[Exercise requirements] Examine the listing below and state how many of its lines contain the word "JSON". Write only the number.

[Record excerpts]
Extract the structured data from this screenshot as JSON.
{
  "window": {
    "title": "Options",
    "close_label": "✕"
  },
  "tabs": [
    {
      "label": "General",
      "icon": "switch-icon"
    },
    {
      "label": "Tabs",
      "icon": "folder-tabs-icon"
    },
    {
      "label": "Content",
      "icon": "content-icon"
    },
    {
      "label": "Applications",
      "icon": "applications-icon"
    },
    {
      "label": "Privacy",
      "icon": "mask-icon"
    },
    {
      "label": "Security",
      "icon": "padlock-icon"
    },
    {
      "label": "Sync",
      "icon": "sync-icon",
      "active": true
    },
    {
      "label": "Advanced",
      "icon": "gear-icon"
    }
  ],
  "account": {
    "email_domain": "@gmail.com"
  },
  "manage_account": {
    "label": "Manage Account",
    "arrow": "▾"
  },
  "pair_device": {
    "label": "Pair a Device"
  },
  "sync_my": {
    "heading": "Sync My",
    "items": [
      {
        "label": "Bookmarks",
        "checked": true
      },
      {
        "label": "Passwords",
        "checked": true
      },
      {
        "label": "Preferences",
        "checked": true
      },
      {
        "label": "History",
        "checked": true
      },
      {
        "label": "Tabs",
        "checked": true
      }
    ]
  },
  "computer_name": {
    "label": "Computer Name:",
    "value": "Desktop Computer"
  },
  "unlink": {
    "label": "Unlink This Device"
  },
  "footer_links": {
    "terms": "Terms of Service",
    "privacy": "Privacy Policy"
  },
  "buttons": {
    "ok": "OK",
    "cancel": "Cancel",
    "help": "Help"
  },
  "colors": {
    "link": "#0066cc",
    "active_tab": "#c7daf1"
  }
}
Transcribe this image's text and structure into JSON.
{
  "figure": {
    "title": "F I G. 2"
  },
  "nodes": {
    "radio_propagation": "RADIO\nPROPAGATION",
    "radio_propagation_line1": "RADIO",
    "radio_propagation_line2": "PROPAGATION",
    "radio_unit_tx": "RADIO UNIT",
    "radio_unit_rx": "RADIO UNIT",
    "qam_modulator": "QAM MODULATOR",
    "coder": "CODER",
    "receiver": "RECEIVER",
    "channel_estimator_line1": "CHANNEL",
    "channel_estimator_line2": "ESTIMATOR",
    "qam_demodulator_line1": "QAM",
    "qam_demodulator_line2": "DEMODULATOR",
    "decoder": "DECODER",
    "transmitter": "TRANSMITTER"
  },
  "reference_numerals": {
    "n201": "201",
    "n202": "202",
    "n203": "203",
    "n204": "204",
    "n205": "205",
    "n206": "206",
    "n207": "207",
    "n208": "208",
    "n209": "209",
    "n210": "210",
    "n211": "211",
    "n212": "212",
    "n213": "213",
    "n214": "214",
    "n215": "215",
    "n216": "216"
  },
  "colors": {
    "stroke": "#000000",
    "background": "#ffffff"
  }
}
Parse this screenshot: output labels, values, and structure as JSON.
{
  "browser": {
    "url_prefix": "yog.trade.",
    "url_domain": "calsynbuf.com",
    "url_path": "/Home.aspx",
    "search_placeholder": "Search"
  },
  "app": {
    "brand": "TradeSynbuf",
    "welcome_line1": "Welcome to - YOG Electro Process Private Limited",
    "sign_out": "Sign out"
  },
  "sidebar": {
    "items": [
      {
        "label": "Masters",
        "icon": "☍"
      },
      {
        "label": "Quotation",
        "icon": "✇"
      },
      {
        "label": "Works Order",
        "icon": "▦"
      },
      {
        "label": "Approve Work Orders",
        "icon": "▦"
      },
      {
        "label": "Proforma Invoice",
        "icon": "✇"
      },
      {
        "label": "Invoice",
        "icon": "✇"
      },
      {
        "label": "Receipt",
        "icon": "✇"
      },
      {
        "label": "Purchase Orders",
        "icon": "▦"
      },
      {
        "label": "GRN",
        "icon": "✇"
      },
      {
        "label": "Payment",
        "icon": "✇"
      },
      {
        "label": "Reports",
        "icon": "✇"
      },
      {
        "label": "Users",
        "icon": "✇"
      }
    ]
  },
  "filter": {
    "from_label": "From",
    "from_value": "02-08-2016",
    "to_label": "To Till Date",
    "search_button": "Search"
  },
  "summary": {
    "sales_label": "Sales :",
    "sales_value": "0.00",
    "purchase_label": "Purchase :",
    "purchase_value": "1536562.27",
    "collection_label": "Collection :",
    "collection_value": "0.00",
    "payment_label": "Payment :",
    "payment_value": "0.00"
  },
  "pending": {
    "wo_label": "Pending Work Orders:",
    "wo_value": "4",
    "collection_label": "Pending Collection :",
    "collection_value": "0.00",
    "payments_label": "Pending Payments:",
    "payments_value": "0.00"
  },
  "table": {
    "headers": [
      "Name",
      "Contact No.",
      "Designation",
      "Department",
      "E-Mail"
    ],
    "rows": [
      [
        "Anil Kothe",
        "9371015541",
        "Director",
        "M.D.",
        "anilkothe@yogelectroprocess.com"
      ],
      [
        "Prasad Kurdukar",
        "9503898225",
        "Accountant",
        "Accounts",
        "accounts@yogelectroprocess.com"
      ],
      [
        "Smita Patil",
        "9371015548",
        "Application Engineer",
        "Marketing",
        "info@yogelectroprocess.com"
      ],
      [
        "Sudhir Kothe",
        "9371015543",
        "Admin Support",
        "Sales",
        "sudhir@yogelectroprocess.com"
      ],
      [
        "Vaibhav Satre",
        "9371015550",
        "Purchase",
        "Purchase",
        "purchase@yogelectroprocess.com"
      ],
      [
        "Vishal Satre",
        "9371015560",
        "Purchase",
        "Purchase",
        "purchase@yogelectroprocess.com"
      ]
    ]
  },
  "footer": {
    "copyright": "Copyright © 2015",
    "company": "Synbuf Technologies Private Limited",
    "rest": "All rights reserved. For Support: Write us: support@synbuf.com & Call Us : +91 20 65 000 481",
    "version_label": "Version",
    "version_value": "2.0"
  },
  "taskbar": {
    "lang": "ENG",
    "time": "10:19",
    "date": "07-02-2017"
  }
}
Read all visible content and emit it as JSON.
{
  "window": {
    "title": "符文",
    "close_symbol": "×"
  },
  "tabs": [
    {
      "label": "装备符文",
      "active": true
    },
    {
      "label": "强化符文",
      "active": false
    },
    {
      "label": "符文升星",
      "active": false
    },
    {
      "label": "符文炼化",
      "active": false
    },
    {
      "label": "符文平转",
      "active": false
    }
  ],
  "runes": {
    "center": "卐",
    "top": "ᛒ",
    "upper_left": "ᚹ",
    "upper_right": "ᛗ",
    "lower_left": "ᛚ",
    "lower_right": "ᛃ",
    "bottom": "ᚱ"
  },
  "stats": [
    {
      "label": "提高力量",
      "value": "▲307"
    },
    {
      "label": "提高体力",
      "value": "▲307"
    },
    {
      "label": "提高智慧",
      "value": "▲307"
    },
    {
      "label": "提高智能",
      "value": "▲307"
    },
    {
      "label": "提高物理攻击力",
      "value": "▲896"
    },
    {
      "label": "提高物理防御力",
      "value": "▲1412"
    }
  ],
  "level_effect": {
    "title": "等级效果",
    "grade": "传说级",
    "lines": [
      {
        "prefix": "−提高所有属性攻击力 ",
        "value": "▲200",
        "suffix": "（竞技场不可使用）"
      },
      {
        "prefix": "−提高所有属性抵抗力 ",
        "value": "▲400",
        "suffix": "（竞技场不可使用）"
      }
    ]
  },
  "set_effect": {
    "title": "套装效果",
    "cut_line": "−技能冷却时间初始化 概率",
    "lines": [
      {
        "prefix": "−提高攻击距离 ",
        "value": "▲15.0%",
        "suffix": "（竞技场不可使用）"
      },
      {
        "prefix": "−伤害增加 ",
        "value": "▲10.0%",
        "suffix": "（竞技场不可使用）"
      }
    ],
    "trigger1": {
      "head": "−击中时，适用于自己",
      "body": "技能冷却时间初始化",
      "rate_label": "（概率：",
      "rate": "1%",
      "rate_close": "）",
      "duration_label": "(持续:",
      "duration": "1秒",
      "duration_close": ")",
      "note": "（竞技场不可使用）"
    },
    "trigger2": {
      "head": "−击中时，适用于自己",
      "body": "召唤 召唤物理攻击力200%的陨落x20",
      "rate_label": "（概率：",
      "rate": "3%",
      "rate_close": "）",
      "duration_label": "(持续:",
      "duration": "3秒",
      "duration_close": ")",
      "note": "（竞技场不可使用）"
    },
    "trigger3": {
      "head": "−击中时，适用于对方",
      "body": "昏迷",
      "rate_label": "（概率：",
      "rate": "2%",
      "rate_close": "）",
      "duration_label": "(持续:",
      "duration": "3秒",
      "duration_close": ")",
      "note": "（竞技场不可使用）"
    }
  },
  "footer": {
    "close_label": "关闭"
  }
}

[Output of the task] 4